News Service) – Like many Tennessee State University students, Trenton
Jones says he understands why TSU is asking them to go home, but many have
mixed feelings about leaving their campus environment. Students must vacate the campus by Saturday,
“The coronavirus is a big deal right now and this move is to help us stay healthy,” said Jones, a freshman agricultural science major, as he and his parents emptied out his dorm room in Watson Hall on Wednesday to head back home to Northport, Alabama.
“Students need to stay functional and campus offers that,” added Jones. “Being on our own, and to do class online, you are missing that interaction with teachers and fellow students. Face-to-face is the best interaction for learning.”
Parents Ronda Skinner and her husband Malcolm, who travelled from Northport, Alabama, to pick up their son, Trenton, said the trip was inconvenient, “but worth it.”
“Due to the circumstances of the coronavirus, an epidemic that has hit our nation severely, it is understandable that the school would have to make this decision,” Rhonda Skinner said. “The fact that schools around the country had to make this decision, I do believe that it is in the best interest of the students, and comforting for parents.”
TSU President Glenda Glover said the decision was in the best interest of the university, as both the federal government and State of Tennessee have declared a state of emergency.
On March 16, TSU went online with all classes as a precaution to contracting and spreading coronavirus (COVID-19).

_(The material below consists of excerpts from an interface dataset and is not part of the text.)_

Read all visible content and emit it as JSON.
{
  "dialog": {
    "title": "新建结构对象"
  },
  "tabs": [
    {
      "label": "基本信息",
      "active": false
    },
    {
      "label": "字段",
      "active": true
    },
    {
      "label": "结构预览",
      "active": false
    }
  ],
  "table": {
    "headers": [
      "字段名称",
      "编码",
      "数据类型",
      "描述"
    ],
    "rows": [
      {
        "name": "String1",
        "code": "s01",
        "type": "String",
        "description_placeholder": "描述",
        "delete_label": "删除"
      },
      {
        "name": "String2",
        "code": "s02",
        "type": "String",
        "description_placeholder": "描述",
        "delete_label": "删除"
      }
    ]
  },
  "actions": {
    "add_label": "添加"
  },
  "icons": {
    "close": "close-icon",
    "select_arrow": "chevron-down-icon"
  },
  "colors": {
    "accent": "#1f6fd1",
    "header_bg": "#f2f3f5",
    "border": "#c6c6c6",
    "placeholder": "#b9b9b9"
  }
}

“While we have adjusted the traditional manner in which we serve our students, we are ensuring that they continue to learn and excel academically,” stated President Glover. “We are taking every precaution necessary to minimize the spread of the virus.”
The university will soon serve as a mobile testing site. As further precaution, the university has canceled all campus events where large crowds are expected, as well as suspended all international travel through the end of April to minimize exposure to the disease. Also, beginning Monday, March 23, the university will cease normal operations, allowing most employees to work remotely.

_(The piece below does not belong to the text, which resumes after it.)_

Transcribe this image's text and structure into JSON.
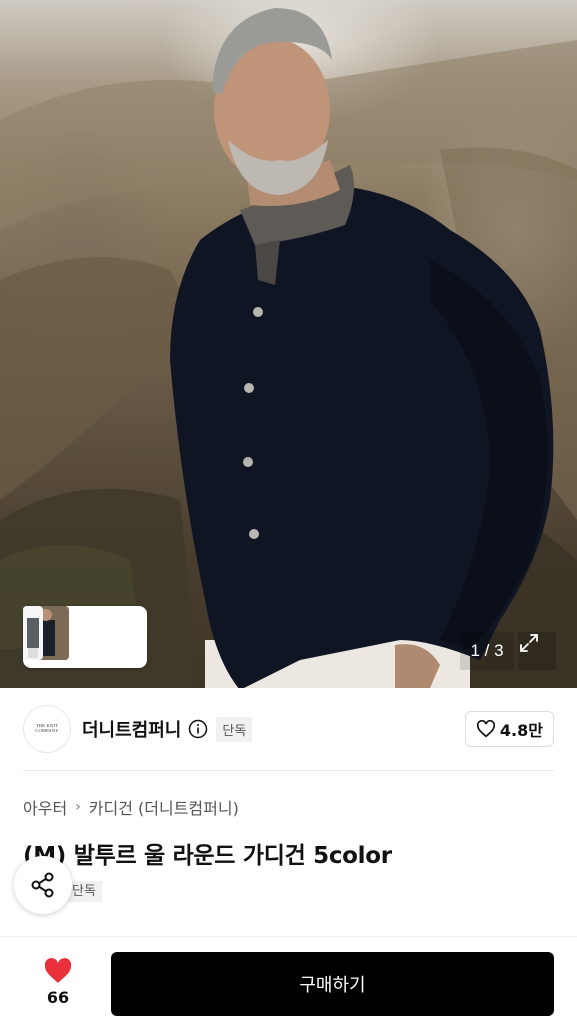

Tyrani Randolph, a freshman dental hygiene major from Memphis, Tennessee, who moved out of Wilson Hall, agreed with her fellow classmate.
“I believe everything is for a reason, and I believe this is a safety precaution,” she said.
Frank Stevenson, associate vice president for student affairs and dean of students, said the university understands the “anxiety that this change causes for students.”
“It is an interruption into their ‘normal’ way of doing things as students,” he said. “We are trying to mitigate the situation and help them work through those feelings.”
Stevenson said the university is following the Centers for Disease Control and Infections guidelines, and best practices recommendations, in accordance with instructions from the governor’s office.
On Monday, the University will begin a campus wide wipe down of academic buildings and residence halls.
For more information on campus operations and student information, visit http://www.tnstate.edu/covid19/
Department of Media Relations
Tennessee State University
3500 John Merritt Boulevard
Nashville, Tennessee 37209
Founded in 1912, Tennessee State University is Nashville’s only public university, and is a premier, historically black university and land-grant institution offering 39 bachelor’s degree programs, 24 master’s degree programs, and seven doctoral degrees. TSU is a comprehensive research intensive institution with a R-2 Carnegie designation, and has a graduate school on its downtown Avon Williams Campus, along with the Otis Floyd Nursery Research Center in McMinnville, Tennessee. With a commitment to excellence, Tennessee State University provides students with a quality education in a nurturing and innovative environment that prepares them as alumni to be global leaders in every facet of society. Visit the University online at tnstate.edu.